A cute and squishy little game which feels a bit confused.
Having gathered a few friends around a TV and Switch I booted up slampunks’ 2D platforming racer and the initial impression was a good one. Muddledash looks completely unique. Its quirky little octopus characters flaunt funny little limbs with their squishy bodies flopping around an equally cute and blobby world.
It thrives on this aesthetic with its simple colours popping out against serene backgrounds. Any nursery would be improved vastly with screenshots of this game plastered across its walls. It manages to successfully keep this special, toddler-like feeling in spite of its procedurally generated levels and, as my friend pointed out, it’s because the levels end up feeling quite samey very quickly.

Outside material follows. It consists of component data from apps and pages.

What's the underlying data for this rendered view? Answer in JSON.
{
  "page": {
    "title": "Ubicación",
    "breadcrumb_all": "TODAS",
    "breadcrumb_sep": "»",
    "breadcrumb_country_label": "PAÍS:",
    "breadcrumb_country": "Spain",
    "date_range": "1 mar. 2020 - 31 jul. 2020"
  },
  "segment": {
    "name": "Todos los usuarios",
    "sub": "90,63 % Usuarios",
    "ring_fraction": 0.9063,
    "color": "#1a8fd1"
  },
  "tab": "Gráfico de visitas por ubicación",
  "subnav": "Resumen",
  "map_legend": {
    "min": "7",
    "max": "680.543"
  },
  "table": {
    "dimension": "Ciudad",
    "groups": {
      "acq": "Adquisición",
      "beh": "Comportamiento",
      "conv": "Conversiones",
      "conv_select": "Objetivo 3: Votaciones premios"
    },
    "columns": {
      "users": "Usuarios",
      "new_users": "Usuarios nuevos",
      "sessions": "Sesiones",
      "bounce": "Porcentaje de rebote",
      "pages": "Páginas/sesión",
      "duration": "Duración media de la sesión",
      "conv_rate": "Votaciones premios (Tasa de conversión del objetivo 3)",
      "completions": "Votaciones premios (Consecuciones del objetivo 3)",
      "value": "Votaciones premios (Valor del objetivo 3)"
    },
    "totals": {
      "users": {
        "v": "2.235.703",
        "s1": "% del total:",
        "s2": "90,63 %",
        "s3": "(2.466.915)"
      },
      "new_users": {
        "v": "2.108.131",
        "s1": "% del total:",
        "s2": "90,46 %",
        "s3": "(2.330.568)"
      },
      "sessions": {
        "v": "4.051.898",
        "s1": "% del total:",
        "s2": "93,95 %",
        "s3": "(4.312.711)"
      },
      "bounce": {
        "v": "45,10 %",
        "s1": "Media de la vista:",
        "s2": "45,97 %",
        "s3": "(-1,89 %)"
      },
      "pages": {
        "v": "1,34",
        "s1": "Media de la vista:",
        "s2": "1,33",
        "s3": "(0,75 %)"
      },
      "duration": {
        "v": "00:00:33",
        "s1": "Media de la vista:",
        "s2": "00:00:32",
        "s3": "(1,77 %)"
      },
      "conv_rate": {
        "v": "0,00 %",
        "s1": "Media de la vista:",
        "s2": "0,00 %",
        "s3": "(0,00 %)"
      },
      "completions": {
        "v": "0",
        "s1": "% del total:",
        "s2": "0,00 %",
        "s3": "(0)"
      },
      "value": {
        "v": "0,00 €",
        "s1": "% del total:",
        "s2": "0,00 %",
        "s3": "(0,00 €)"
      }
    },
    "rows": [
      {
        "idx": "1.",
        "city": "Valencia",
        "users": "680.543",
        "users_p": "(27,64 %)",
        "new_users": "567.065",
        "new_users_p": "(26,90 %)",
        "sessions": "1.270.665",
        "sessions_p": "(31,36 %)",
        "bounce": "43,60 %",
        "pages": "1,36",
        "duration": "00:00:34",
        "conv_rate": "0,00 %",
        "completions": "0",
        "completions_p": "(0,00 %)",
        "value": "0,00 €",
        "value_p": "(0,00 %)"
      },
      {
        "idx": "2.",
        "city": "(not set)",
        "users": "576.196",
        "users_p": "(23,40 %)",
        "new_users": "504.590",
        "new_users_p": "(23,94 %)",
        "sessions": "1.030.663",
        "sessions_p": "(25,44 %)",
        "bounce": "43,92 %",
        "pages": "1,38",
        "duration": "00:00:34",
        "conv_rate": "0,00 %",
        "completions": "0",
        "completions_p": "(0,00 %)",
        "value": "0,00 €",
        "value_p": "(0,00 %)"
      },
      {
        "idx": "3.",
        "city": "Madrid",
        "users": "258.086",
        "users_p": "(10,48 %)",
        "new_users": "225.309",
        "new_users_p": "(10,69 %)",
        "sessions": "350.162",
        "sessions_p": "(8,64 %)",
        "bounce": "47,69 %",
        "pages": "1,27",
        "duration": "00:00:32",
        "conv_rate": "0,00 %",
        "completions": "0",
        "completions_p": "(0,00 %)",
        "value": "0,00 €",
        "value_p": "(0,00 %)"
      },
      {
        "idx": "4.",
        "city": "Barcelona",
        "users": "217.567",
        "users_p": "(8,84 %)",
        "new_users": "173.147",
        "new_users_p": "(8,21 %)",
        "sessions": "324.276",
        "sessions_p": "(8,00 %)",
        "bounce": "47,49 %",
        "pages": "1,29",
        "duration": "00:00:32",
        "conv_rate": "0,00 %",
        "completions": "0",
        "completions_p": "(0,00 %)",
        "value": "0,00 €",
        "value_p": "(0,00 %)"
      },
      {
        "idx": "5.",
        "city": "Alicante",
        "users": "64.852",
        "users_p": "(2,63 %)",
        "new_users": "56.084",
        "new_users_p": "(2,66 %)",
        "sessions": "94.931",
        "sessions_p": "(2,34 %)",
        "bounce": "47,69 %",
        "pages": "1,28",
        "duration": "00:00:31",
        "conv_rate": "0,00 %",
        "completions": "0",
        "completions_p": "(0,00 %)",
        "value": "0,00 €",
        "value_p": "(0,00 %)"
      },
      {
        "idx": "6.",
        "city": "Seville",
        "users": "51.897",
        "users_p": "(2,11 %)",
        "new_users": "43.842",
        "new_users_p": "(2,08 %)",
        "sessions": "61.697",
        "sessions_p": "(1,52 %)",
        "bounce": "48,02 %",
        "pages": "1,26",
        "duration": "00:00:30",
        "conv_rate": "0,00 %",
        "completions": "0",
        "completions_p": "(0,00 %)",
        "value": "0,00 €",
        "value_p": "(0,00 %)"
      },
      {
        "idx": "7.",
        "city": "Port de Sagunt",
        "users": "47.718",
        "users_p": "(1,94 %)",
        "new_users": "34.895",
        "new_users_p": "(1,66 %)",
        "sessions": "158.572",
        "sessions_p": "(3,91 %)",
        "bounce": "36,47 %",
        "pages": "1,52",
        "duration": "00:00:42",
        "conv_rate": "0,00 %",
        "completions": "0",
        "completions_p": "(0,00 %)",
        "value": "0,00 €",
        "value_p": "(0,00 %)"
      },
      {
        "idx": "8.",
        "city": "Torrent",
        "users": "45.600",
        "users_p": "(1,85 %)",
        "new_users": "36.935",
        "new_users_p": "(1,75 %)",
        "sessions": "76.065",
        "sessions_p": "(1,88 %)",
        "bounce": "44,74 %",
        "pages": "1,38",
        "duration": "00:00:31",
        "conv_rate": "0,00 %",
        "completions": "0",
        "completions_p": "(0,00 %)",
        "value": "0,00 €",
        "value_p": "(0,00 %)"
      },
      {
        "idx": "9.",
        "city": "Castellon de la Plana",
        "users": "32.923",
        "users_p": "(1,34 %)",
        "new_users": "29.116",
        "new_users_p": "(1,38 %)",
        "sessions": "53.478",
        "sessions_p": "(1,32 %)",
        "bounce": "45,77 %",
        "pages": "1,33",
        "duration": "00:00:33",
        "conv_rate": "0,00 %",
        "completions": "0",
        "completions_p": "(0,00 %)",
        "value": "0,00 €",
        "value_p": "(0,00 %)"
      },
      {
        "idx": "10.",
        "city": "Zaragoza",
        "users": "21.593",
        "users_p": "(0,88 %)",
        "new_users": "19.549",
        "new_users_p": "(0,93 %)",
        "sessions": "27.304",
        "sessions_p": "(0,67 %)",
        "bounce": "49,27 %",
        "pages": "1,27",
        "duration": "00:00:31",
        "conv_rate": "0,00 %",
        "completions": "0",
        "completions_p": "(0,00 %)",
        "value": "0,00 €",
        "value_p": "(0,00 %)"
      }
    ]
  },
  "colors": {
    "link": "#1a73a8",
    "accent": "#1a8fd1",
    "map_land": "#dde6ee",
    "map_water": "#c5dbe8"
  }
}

Muddledash’s simple, goofy look is mimicked by an equally basic and slightly wonky premise. Controlling one of up to four octopuses on screen, you’ll race your friends up and down slopes, jump over bits of grass and through rotating cog-like obstacles which try to impede your racing, and globules of jelly which propel you, all the while hoping you can be the first to make it to the finish line with the little birthday present on top of your head.
As the present acts as a key to reach the end of the level and separate winners from losers, an interesting mechanic is put into play. As everyone races along the 30-40 second levels, one player will be carrying the parcel, trying to race out ahead of everyone else and stop them from snatching the puzzle back – each player can flick one of their limbs and knock the prized possession out of the other’s suction-cupped hands. While a nice idea which created some frantic moments of people losing the parcel and for it to basically be knocked back and forth from each player, a tactic was quickly devised by the rest of the players due to a couple of unfortunate systems.
If one person gets too far ahead in Muddledash the other players will respawn right near the person in the lead. This led to a lot of the people I was playing with not even bothering to go for the person with the parcel. It even got to the point where people would stop playing and just wait for one octopus to take the present to the end of the level and seize it right at the end and win from there. The fact that the person who wins is the one through the door with the present at the end means the majority of the game felt fruitless and had people quickly bored.
A commendable part of Muddledash, though, is the fact it doesn’t make a big deal about who wins and who loses. There are no rankings in this game or points carried over from multiple races. Basically, whoever wins the race gets a bit of confetti and is raised on a platform for a bit. It’s nice to see a game which wants it to be about the thrill of the race rather than how well someone has done; it’s just disappointing other aspects of the game stop this.
At this part there’s absolutely a point to be made that maybe this isn’t an experience designed for twenty-year-olds and that’s fair. From its look, its lack of focus on competitiveness and its respawn system, all hint at something crafted for young children.
I’d agree with this too, if not for the controls, which are quite clunky. In spite of the fact that there’s very few of them. One to jump, another to hit and the last to dash (as well as stick to move). Yet even with only four controls, often myself and my friends (who have played multiple games, particularly on the Switch) found ourselves struggling as we tried to figure out how leaping actually works. It’s a little bit obtuse.
However, in spite of the various problems Muddledash has, it’s hard not to like, mainly down to its squishy aesthetic combined with a chaotic soundtrack which helps nudge players into whacking each other. Hearing the ping of metal as the present is knocked from one octopus’ arm to another is quite lovely. Combine this with an upbeat, almost techno backing track and Muddledash sounds nice, if a little repetitive at times.
Muddledash is a curious little game which still has me unsure of what or who exactly it’s for. It’s certainly not for those who want to play for an hour straight or who love to watch their friends sulk as they dramatically crush them. But there is definitely a family or a pocket of the gaming community who will relish this splodgy little game.